[ENTRIES SUPPLIED]

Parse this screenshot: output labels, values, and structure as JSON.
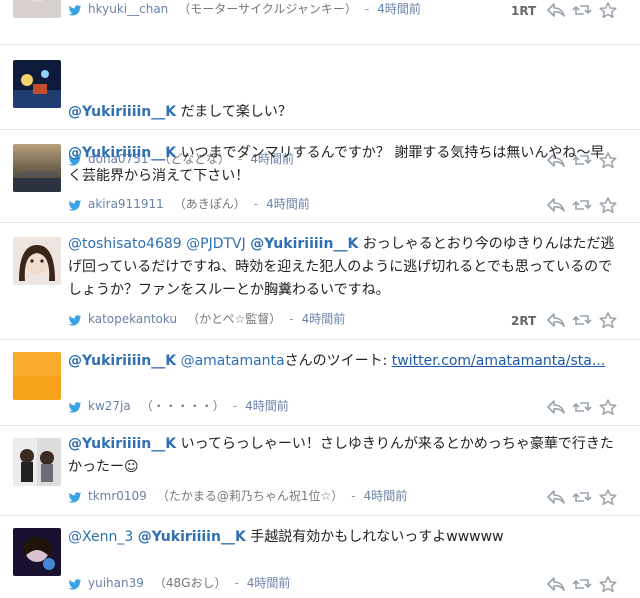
{
  "tweets": [
    {
      "segments": [],
      "user": "hkyuki__chan",
      "name": "（モーターサイクルジャンキー）",
      "time": "4時間前",
      "rt": "1RT"
    },
    {
      "segments": [
        {
          "t": "@Yukiriiiin__K",
          "k": "mention"
        },
        {
          "t": " だまして楽しい？",
          "k": "text"
        }
      ],
      "user": "dona0751",
      "name": "（どなどな）",
      "time": "4時間前",
      "rt": ""
    },
    {
      "segments": [
        {
          "t": "@Yukiriiiin__K",
          "k": "mention"
        },
        {
          "t": " いつまでダンマリするんですか？ 謝罪する気持ちは無いんやね〜早く芸能界から消えて下さい！",
          "k": "text"
        }
      ],
      "user": "akira911911",
      "name": "（あきぽん）",
      "time": "4時間前",
      "rt": ""
    },
    {
      "segments": [
        {
          "t": "@toshisato4689",
          "k": "plain"
        },
        {
          "t": " ",
          "k": "text"
        },
        {
          "t": "@PJDTVJ",
          "k": "plain"
        },
        {
          "t": " ",
          "k": "text"
        },
        {
          "t": "@Yukiriiiin__K",
          "k": "mention"
        },
        {
          "t": " おっしゃるとおり今のゆきりんはただ逃げ回っているだけですね、時効を迎えた犯人のように逃げ切れるとでも思っているのでしょうか？ファンをスルーとか胸糞わるいですね。",
          "k": "text"
        }
      ],
      "user": "katopekantoku",
      "name": "（かとぺ☆監督）",
      "time": "4時間前",
      "rt": "2RT"
    },
    {
      "segments": [
        {
          "t": "@Yukiriiiin__K",
          "k": "mention"
        },
        {
          "t": " ",
          "k": "text"
        },
        {
          "t": "@amatamanta",
          "k": "plain"
        },
        {
          "t": "さんのツイート: ",
          "k": "text"
        },
        {
          "t": "twitter.com/amatamanta/sta...",
          "k": "link"
        }
      ],
      "user": "kw27ja",
      "name": "（・・・・・）",
      "time": "4時間前",
      "rt": ""
    },
    {
      "segments": [
        {
          "t": "@Yukiriiiin__K",
          "k": "mention"
        },
        {
          "t": " いってらっしゃーい！さしゆきりんが来るとかめっちゃ豪華で行きたかったー☺",
          "k": "text"
        }
      ],
      "user": "tkmr0109",
      "name": "（たかまる@莉乃ちゃん祝1位☆）",
      "time": "4時間前",
      "rt": ""
    },
    {
      "segments": [
        {
          "t": "@Xenn_3",
          "k": "plain"
        },
        {
          "t": " ",
          "k": "text"
        },
        {
          "t": "@Yukiriiiin__K",
          "k": "mention"
        },
        {
          "t": " 手越説有効かもしれないっすよwwwww",
          "k": "text"
        }
      ],
      "user": "yuihan39",
      "name": "（48Gおし）",
      "time": "4時間前",
      "rt": ""
    }
  ],
  "sep": "-",
  "icons": {
    "bird": "twitter-bird-icon",
    "reply": "reply-icon",
    "retweet": "retweet-icon",
    "favorite": "star-icon"
  },
  "colors": {
    "mention": "#2f6fb3",
    "meta_link": "#6a82a8",
    "bird": "#3aa3e3",
    "orange_avatar": "#f7a21b"
  }
}
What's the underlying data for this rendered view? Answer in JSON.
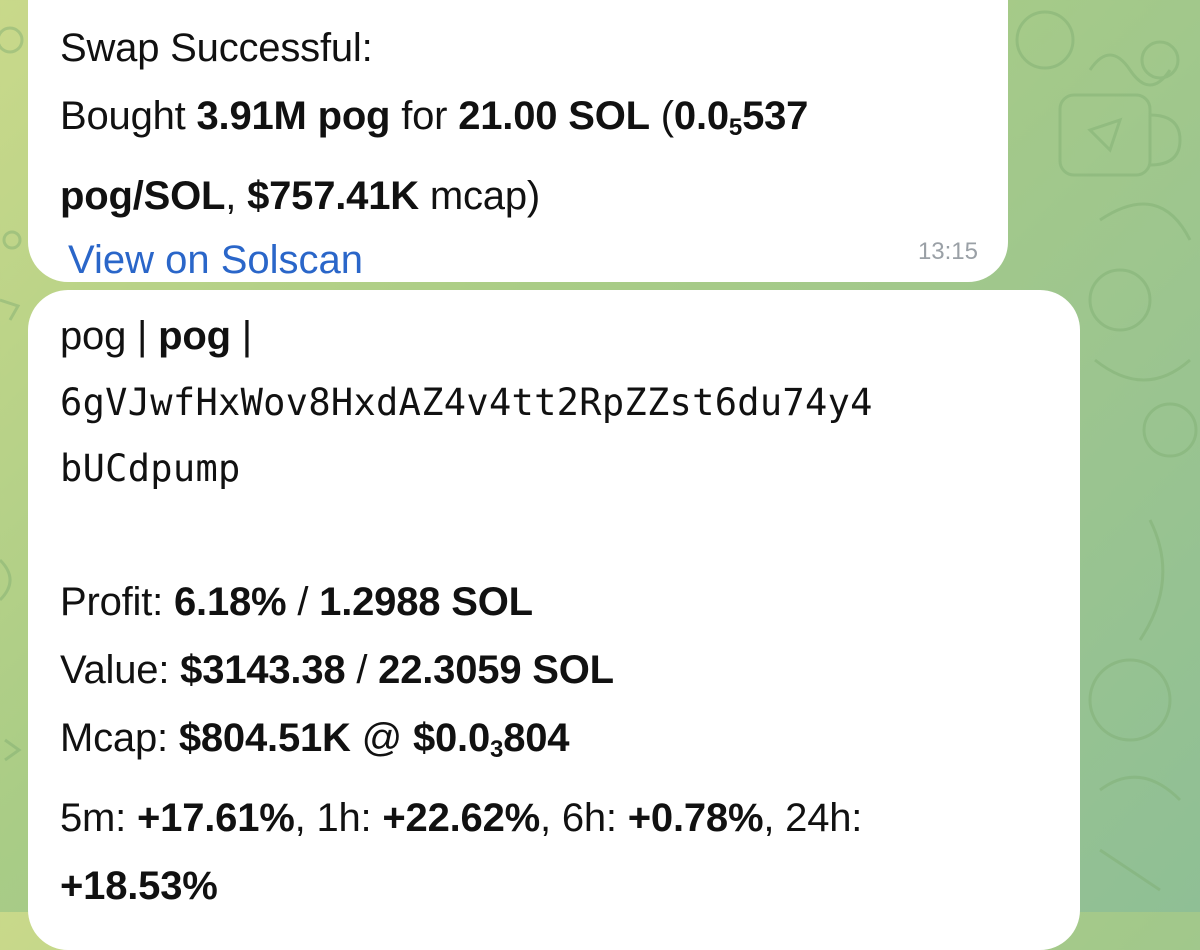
{
  "swap_message": {
    "title": "Swap Successful:",
    "bought_prefix": "Bought ",
    "amount": "3.91M pog",
    "for_text": " for ",
    "sol_amount": "21.00 SOL",
    "open_paren": " (",
    "price_main": "0.0",
    "price_sub": "5",
    "price_tail": "537",
    "price_unit": "pog/SOL",
    "comma": ", ",
    "mcap_value": "$757.41K",
    "mcap_suffix": " mcap)",
    "link_text": "View on Solscan",
    "timestamp": "13:15"
  },
  "token_message": {
    "name_plain": "pog | ",
    "symbol": "pog",
    "sep": " |",
    "address_line1": "6gVJwfHxWov8HxdAZ4v4tt2RpZZst6du74y4",
    "address_line2": "bUCdpump",
    "profit_label": "Profit: ",
    "profit_pct": "6.18%",
    "slash": " / ",
    "profit_sol": "1.2988 SOL",
    "value_label": "Value: ",
    "value_usd": "$3143.38",
    "value_sol": "22.3059 SOL",
    "mcap_label": "Mcap: ",
    "mcap_value": "$804.51K",
    "at": " @ ",
    "price_main": "$0.0",
    "price_sub": "3",
    "price_tail": "804",
    "m5_label": "5m: ",
    "m5_value": "+17.61%",
    "h1_label": ", 1h: ",
    "h1_value": "+22.62%",
    "h6_label": ", 6h: ",
    "h6_value": "+0.78%",
    "h24_label": ", 24h:",
    "h24_value": "+18.53%"
  }
}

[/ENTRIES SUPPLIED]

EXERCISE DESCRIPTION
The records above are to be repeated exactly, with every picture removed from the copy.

YOUR SOLUTION
Parse this screenshot: output labels, values, and structure as JSON.
{
  "tweets": [
    {
      "segments": [],
      "user": "hkyuki__chan",
      "name": "（モーターサイクルジャンキー）",
      "time": "4時間前",
      "rt": "1RT"
    },
    {
      "segments": [
        {
          "t": "@Yukiriiiin__K",
          "k": "mention"
        },
        {
          "t": " だまして楽しい？",
          "k": "text"
        }
      ],
      "user": "dona0751",
      "name": "（どなどな）",
      "time": "4時間前",
      "rt": ""
    },
    {
      "segments": [
        {
          "t": "@Yukiriiiin__K",
          "k": "mention"
        },
        {
          "t": " いつまでダンマリするんですか？ 謝罪する気持ちは無いんやね〜早く芸能界から消えて下さい！",
          "k": "text"
        }
      ],
      "user": "akira911911",
      "name": "（あきぽん）",
      "time": "4時間前",
      "rt": ""
    },
    {
      "segments": [
        {
          "t": "@toshisato4689",
          "k": "plain"
        },
        {
          "t": " ",
          "k": "text"
        },
        {
          "t": "@PJDTVJ",
          "k": "plain"
        },
        {
          "t": " ",
          "k": "text"
        },
        {
          "t": "@Yukiriiiin__K",
          "k": "mention"
        },
        {
          "t": " おっしゃるとおり今のゆきりんはただ逃げ回っているだけですね、時効を迎えた犯人のように逃げ切れるとでも思っているのでしょうか？ファンをスルーとか胸糞わるいですね。",
          "k": "text"
        }
      ],
      "user": "katopekantoku",
      "name": "（かとぺ☆監督）",
      "time": "4時間前",
      "rt": "2RT"
    },
    {
      "segments": [
        {
          "t": "@Yukiriiiin__K",
          "k": "mention"
        },
        {
          "t": " ",
          "k": "text"
        },
        {
          "t": "@amatamanta",
          "k": "plain"
        },
        {
          "t": "さんのツイート: ",
          "k": "text"
        },
        {
          "t": "twitter.com/amatamanta/sta...",
          "k": "link"
        }
      ],
      "user": "kw27ja",
      "name": "（・・・・・）",
      "time": "4時間前",
      "rt": ""
    },
    {
      "segments": [
        {
          "t": "@Yukiriiiin__K",
          "k": "mention"
        },
        {
          "t": " いってらっしゃーい！さしゆきりんが来るとかめっちゃ豪華で行きたかったー☺",
          "k": "text"
        }
      ],
      "user": "tkmr0109",
      "name": "（たかまる@莉乃ちゃん祝1位☆）",
      "time": "4時間前",
      "rt": ""
    },
    {
      "segments": [
        {
          "t": "@Xenn_3",
          "k": "plain"
        },
        {
          "t": " ",
          "k": "text"
        },
        {
          "t": "@Yukiriiiin__K",
          "k": "mention"
        },
        {
          "t": " 手越説有効かもしれないっすよwwwww",
          "k": "text"
        }
      ],
      "user": "yuihan39",
      "name": "（48Gおし）",
      "time": "4時間前",
      "rt": ""
    }
  ],
  "sep": "-",
  "icons": {
    "bird": "twitter-bird-icon",
    "reply": "reply-icon",
    "retweet": "retweet-icon",
    "favorite": "star-icon"
  },
  "colors": {
    "mention": "#2f6fb3",
    "meta_link": "#6a82a8",
    "bird": "#3aa3e3",
    "orange_avatar": "#f7a21b"
  }
}
What's the underlying data for this rendered view? Answer in JSON.
{
  "swap_message": {
    "title": "Swap Successful:",
    "bought_prefix": "Bought ",
    "amount": "3.91M pog",
    "for_text": " for ",
    "sol_amount": "21.00 SOL",
    "open_paren": " (",
    "price_main": "0.0",
    "price_sub": "5",
    "price_tail": "537",
    "price_unit": "pog/SOL",
    "comma": ", ",
    "mcap_value": "$757.41K",
    "mcap_suffix": " mcap)",
    "link_text": "View on Solscan",
    "timestamp": "13:15"
  },
  "token_message": {
    "name_plain": "pog | ",
    "symbol": "pog",
    "sep": " |",
    "address_line1": "6gVJwfHxWov8HxdAZ4v4tt2RpZZst6du74y4",
    "address_line2": "bUCdpump",
    "profit_label": "Profit: ",
    "profit_pct": "6.18%",
    "slash": " / ",
    "profit_sol": "1.2988 SOL",
    "value_label": "Value: ",
    "value_usd": "$3143.38",
    "value_sol": "22.3059 SOL",
    "mcap_label": "Mcap: ",
    "mcap_value": "$804.51K",
    "at": " @ ",
    "price_main": "$0.0",
    "price_sub": "3",
    "price_tail": "804",
    "m5_label": "5m: ",
    "m5_value": "+17.61%",
    "h1_label": ", 1h: ",
    "h1_value": "+22.62%",
    "h6_label": ", 6h: ",
    "h6_value": "+0.78%",
    "h24_label": ", 24h:",
    "h24_value": "+18.53%"
  }
}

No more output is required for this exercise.